▶ [Your goal]
Whatever the records below hold, copy it all out exactly.

▶ [Available data]
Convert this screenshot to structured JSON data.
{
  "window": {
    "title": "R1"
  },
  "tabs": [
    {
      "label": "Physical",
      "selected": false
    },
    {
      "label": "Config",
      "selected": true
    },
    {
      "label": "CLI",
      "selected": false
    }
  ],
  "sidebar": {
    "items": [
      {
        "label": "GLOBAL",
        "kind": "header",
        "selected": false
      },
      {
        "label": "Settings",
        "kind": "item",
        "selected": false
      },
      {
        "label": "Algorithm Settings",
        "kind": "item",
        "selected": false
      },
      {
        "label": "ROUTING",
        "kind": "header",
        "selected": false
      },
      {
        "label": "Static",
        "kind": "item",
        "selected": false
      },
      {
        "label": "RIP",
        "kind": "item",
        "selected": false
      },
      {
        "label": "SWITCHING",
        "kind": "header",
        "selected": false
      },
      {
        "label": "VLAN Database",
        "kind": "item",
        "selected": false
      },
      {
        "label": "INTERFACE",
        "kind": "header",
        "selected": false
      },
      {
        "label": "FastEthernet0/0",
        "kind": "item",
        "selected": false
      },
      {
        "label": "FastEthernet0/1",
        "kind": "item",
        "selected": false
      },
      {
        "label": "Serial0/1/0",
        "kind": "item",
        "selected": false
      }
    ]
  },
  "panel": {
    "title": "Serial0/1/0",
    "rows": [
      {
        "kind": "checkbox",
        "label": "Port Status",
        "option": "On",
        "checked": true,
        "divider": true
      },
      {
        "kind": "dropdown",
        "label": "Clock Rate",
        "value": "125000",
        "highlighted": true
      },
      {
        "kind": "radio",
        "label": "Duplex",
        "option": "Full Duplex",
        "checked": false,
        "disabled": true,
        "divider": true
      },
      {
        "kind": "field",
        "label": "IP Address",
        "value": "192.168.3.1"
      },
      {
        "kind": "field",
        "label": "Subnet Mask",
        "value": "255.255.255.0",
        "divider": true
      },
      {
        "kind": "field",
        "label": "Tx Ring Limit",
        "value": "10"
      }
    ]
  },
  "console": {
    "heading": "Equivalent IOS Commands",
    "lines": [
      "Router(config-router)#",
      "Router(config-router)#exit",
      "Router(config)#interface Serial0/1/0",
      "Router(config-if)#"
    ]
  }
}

▶ [Answer to this exercise]
Convert this screenshot to structured JSON data.
{
  "window": {
    "title": "R1"
  },
  "tabs": [
    {
      "label": "Physical",
      "selected": false
    },
    {
      "label": "Config",
      "selected": true
    },
    {
      "label": "CLI",
      "selected": false
    }
  ],
  "sidebar": {
    "items": [
      {
        "label": "GLOBAL",
        "kind": "header",
        "selected": false
      },
      {
        "label": "Settings",
        "kind": "item",
        "selected": false
      },
      {
        "label": "Algorithm Settings",
        "kind": "item",
        "selected": false
      },
      {
        "label": "ROUTING",
        "kind": "header",
        "selected": false
      },
      {
        "label": "Static",
        "kind": "item",
        "selected": false
      },
      {
        "label": "RIP",
        "kind": "item",
        "selected": false
      },
      {
        "label": "SWITCHING",
        "kind": "header",
        "selected": false
      },
      {
        "label": "VLAN Database",
        "kind": "item",
        "selected": false
      },
      {
        "label": "INTERFACE",
        "kind": "header",
        "selected": false
      },
      {
        "label": "FastEthernet0/0",
        "kind": "item",
        "selected": false
      },
      {
        "label": "FastEthernet0/1",
        "kind": "item",
        "selected": false
      },
      {
        "label": "Serial0/1/0",
        "kind": "item",
        "selected": false
      }
    ]
  },
  "panel": {
    "title": "Serial0/1/0",
    "rows": [
      {
        "kind": "checkbox",
        "label": "Port Status",
        "option": "On",
        "checked": true,
        "divider": true
      },
      {
        "kind": "dropdown",
        "label": "Clock Rate",
        "value": "125000",
        "highlighted": true
      },
      {
        "kind": "radio",
        "label": "Duplex",
        "option": "Full Duplex",
        "checked": false,
        "disabled": true,
        "divider": true
      },
      {
        "kind": "field",
        "label": "IP Address",
        "value": "192.168.3.1"
      },
      {
        "kind": "field",
        "label": "Subnet Mask",
        "value": "255.255.255.0",
        "divider": true
      },
      {
        "kind": "field",
        "label": "Tx Ring Limit",
        "value": "10"
      }
    ]
  },
  "console": {
    "heading": "Equivalent IOS Commands",
    "lines": [
      "Router(config-router)#",
      "Router(config-router)#exit",
      "Router(config)#interface Serial0/1/0",
      "Router(config-if)#"
    ]
  }
}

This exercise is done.